The Britannia Petite Deilenaer is a beautiful show rabbit. Its dense fur and blue-lavender under-colour make it a lovely pet to display. They weigh about six to seven pounds and are good breeders.
Gotland rabbits are a popular breed that are hardy, healthy, and adaptable. They have an average body weight of three to four kilograms, and they make excellent pets and companions. They do well in a wide variety of climates, including both hot and cold.
Gotland rabbits are native to Sweden and come in many different colors. They have official landrace status in Sweden and are listed as endangered species. They have been used as livestock for centuries for their pelts and meat, but they have also become a popular show animal in recent years.
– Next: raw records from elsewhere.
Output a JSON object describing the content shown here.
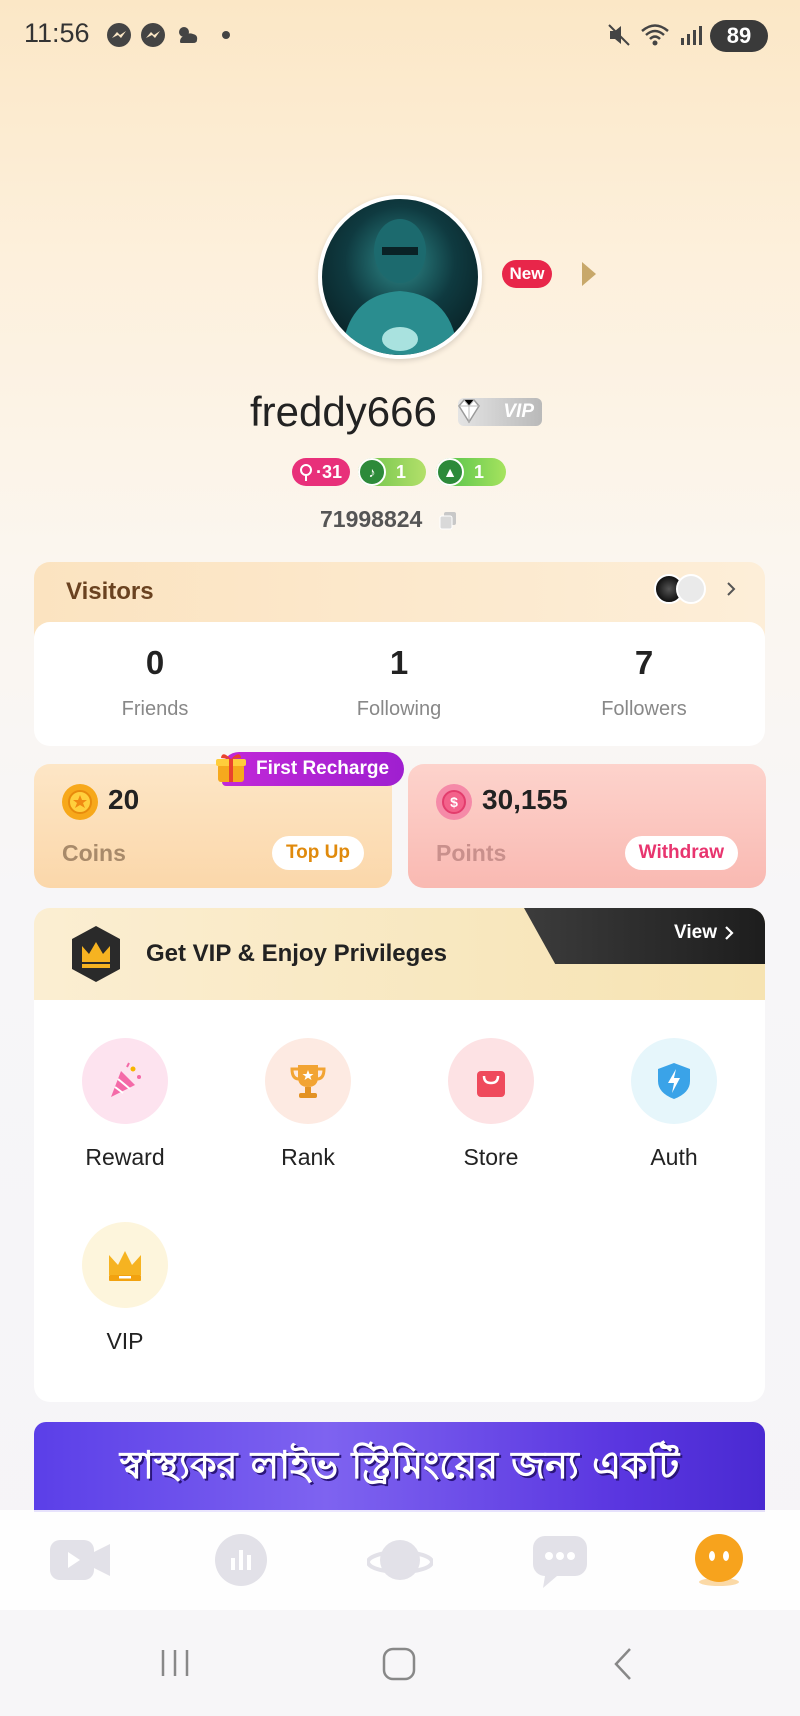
{
  "status_bar": {
    "time": "11:56",
    "battery": "89",
    "icons": [
      "messenger-icon",
      "messenger-icon",
      "weather-icon",
      "dot-icon",
      "mute-icon",
      "wifi-icon",
      "signal-icon",
      "battery-icon"
    ]
  },
  "profile": {
    "new_badge": "New",
    "username": "freddy666",
    "vip_tag": "VIP",
    "levels": [
      {
        "label": "31",
        "icon": "lightning-icon",
        "color": "#e8307a"
      },
      {
        "label": "1",
        "icon": "music-note-icon",
        "color": "#6cc24a"
      },
      {
        "label": "1",
        "icon": "triangle-icon",
        "color": "#4cbf4a"
      }
    ],
    "user_id": "71998824"
  },
  "visitors": {
    "title": "Visitors",
    "stats": [
      {
        "value": "0",
        "label": "Friends"
      },
      {
        "value": "1",
        "label": "Following"
      },
      {
        "value": "7",
        "label": "Followers"
      }
    ]
  },
  "wallet": {
    "first_recharge": "First Recharge",
    "coins": {
      "value": "20",
      "label": "Coins",
      "button": "Top Up"
    },
    "points": {
      "value": "30,155",
      "label": "Points",
      "button": "Withdraw"
    }
  },
  "vip_banner": {
    "text": "Get VIP & Enjoy Privileges",
    "view": "View"
  },
  "menu": [
    {
      "label": "Reward",
      "icon": "party-popper-icon",
      "bg": "#fde3ef"
    },
    {
      "label": "Rank",
      "icon": "trophy-icon",
      "bg": "#fdeae2"
    },
    {
      "label": "Store",
      "icon": "shopping-bag-icon",
      "bg": "#fde2e4"
    },
    {
      "label": "Auth",
      "icon": "shield-lightning-icon",
      "bg": "#e6f6fb"
    },
    {
      "label": "VIP",
      "icon": "crown-icon",
      "bg": "#fdf5dc"
    }
  ],
  "promo_banner": {
    "text": "স্বাস্থ্যকর লাইভ স্ট্রিমিংয়ের জন্য একটি"
  },
  "tabbar": [
    "video-icon",
    "chart-icon",
    "planet-icon",
    "chat-icon",
    "profile-face-icon"
  ],
  "accent": "#f5a623"
}
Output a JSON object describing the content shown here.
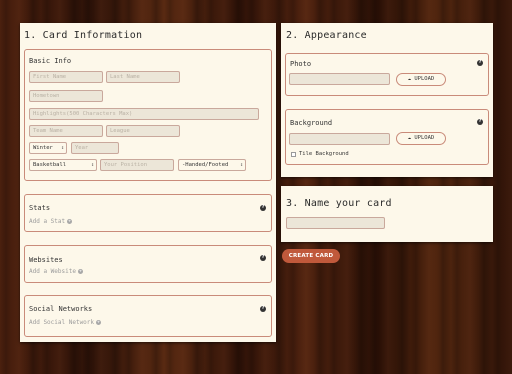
{
  "card_info": {
    "heading": "1. Card Information",
    "basic_info": {
      "label": "Basic Info",
      "first_name_placeholder": "First Name",
      "last_name_placeholder": "Last Name",
      "hometown_placeholder": "Hometown",
      "highlights_placeholder": "Highlights(500 Characters Max)",
      "team_name_placeholder": "Team Name",
      "league_placeholder": "League",
      "season_value": "Winter",
      "year_placeholder": "Year",
      "sport_value": "Basketball",
      "position_placeholder": "Your Position",
      "handed_value": "-Handed/Footed"
    },
    "stats": {
      "label": "Stats",
      "add_label": "Add a Stat"
    },
    "websites": {
      "label": "Websites",
      "add_label": "Add a Website"
    },
    "social": {
      "label": "Social Networks",
      "add_label": "Add Social Network"
    }
  },
  "appearance": {
    "heading": "2. Appearance",
    "photo": {
      "label": "Photo",
      "upload_label": "UPLOAD"
    },
    "background": {
      "label": "Background",
      "upload_label": "UPLOAD",
      "tile_label": "Tile Background"
    }
  },
  "name_card": {
    "heading": "3. Name your card"
  },
  "create_button": "CREATE CARD",
  "icons": {
    "help": "question-circle-icon",
    "add": "plus-circle-icon",
    "upload": "cloud-upload-icon"
  },
  "colors": {
    "accent": "#c0593b",
    "panel": "#fdf8ea",
    "border": "#c98b7a"
  }
}
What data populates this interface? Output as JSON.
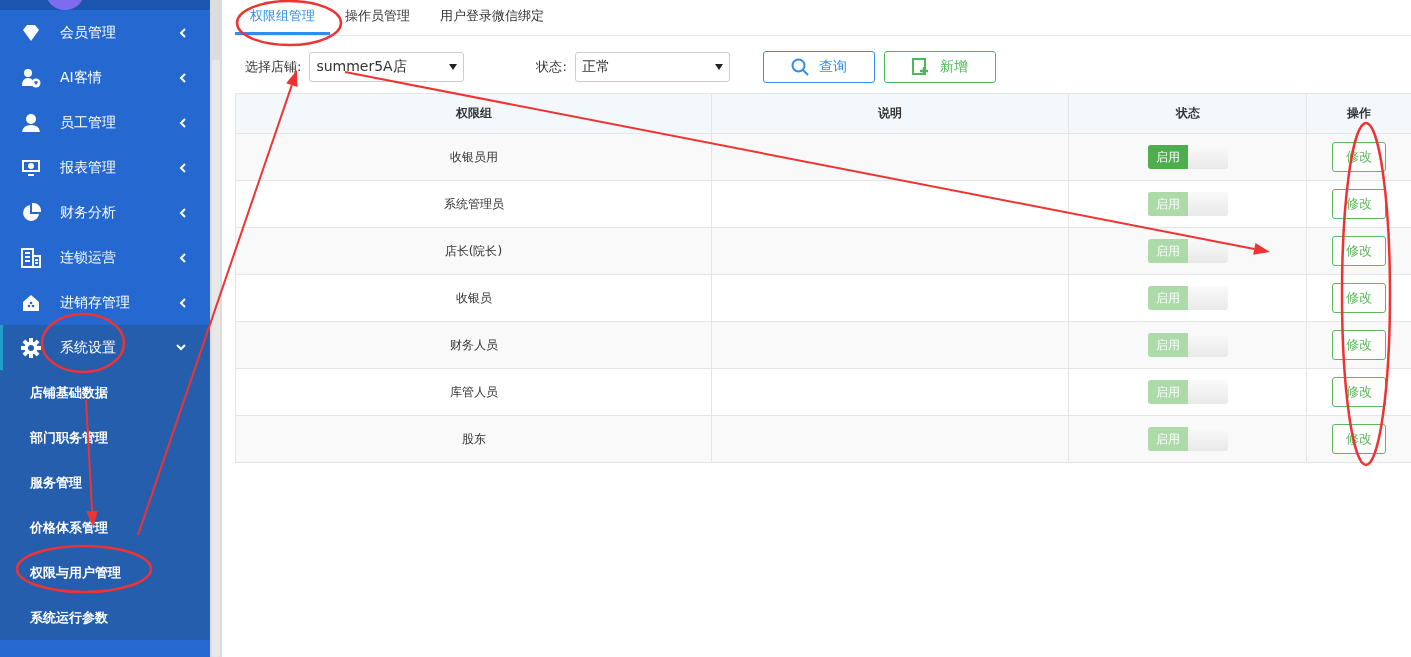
{
  "sidebar": {
    "items": [
      {
        "label": "会员管理",
        "expanded": false
      },
      {
        "label": "AI客情",
        "expanded": false
      },
      {
        "label": "员工管理",
        "expanded": false
      },
      {
        "label": "报表管理",
        "expanded": false
      },
      {
        "label": "财务分析",
        "expanded": false
      },
      {
        "label": "连锁运营",
        "expanded": false
      },
      {
        "label": "进销存管理",
        "expanded": false
      },
      {
        "label": "系统设置",
        "expanded": true,
        "children": [
          {
            "label": "店铺基础数据"
          },
          {
            "label": "部门职务管理"
          },
          {
            "label": "服务管理"
          },
          {
            "label": "价格体系管理"
          },
          {
            "label": "权限与用户管理"
          },
          {
            "label": "系统运行参数"
          }
        ]
      }
    ]
  },
  "tabs": [
    {
      "label": "权限组管理",
      "selected": true
    },
    {
      "label": "操作员管理",
      "selected": false
    },
    {
      "label": "用户登录微信绑定",
      "selected": false
    }
  ],
  "filters": [
    {
      "label": "选择店铺:",
      "value": "summer5A店"
    },
    {
      "label": "状态:",
      "value": "正常"
    }
  ],
  "buttons": [
    {
      "kind": "search",
      "label": "查询"
    },
    {
      "kind": "add",
      "label": "新增"
    }
  ],
  "table": {
    "columns": [
      "权限组",
      "说明",
      "状态",
      "操作"
    ],
    "rows": [
      {
        "name": "收银员用",
        "status": {
          "label": "启用",
          "disabled": false
        },
        "action": "修改"
      },
      {
        "name": "系统管理员",
        "status": {
          "label": "启用",
          "disabled": true
        },
        "action": "修改"
      },
      {
        "name": "店长(院长)",
        "status": {
          "label": "启用",
          "disabled": true
        },
        "action": "修改"
      },
      {
        "name": "收银员",
        "status": {
          "label": "启用",
          "disabled": true
        },
        "action": "修改"
      },
      {
        "name": "财务人员",
        "status": {
          "label": "启用",
          "disabled": true
        },
        "action": "修改"
      },
      {
        "name": "库管人员",
        "status": {
          "label": "启用",
          "disabled": true
        },
        "action": "修改"
      },
      {
        "name": "股东",
        "status": {
          "label": "启用",
          "disabled": true
        },
        "action": "修改"
      }
    ]
  }
}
The Gotland Rabbit Society is leading efforts to preserve the breed. Only rabbits that are licensed by the society can be recognized as purebred Gotland rabbits.
The Gotland rabbit has a rich history of breeding. The breed was originally developed as a farm animal and was selected for health, productivity, and nursing instincts. As a result, they maintain a high level of genetic diversity. Gotlands come in a variety of colors, patterns, and shapes.
Deilenaar Rabbits are strong and friendly. They prefer to live outside and are good pets for experienced rabbit owners. They can weigh between five and seven pounds and have fine, straight hair. Their eyes can be any color. Deilenaar Rabbits are compact and medium in size and can live up to nine years. They are friendly, and they prefer to live outdoors.
The Holland Lop is a small breed of rabbit. It was first recognized by the American Rabbit Breeders Association in 1979 and by the Governing Rabbit Council of the Netherlands in 1984. It is one of the smallest lop-eared breeds, with a maximum weight of four pounds.
The Holland Lop is generally sweet and docile but can growl when they’re scared, stressed, or nervous. These pets can live between seven and 14 years. While they’re not known for their high levels of intelligence, they make great companion pets. There are few health concerns specific to this breed, but they do have some dental issues that require regular visits to the veterinarian.
The Holland Lop is a docile breed with short legs and a wide, compact body. Its ears are furry and floppy. Their coat is medium-length and coarse, and they don’t need too much grooming. Weekly brushings will usually suffice, although biweekly brushings are recommended for extra hair loss.
Holland Lops can breed anytime. However, they shouldn’t be bred if the doe is over two years old, as their hips continue to fuse. Moreover, the litter may be smaller than five babies.
Be sure to read our other related stories at BackyardBunnyNews to learn more about raising bunnies and rabbits.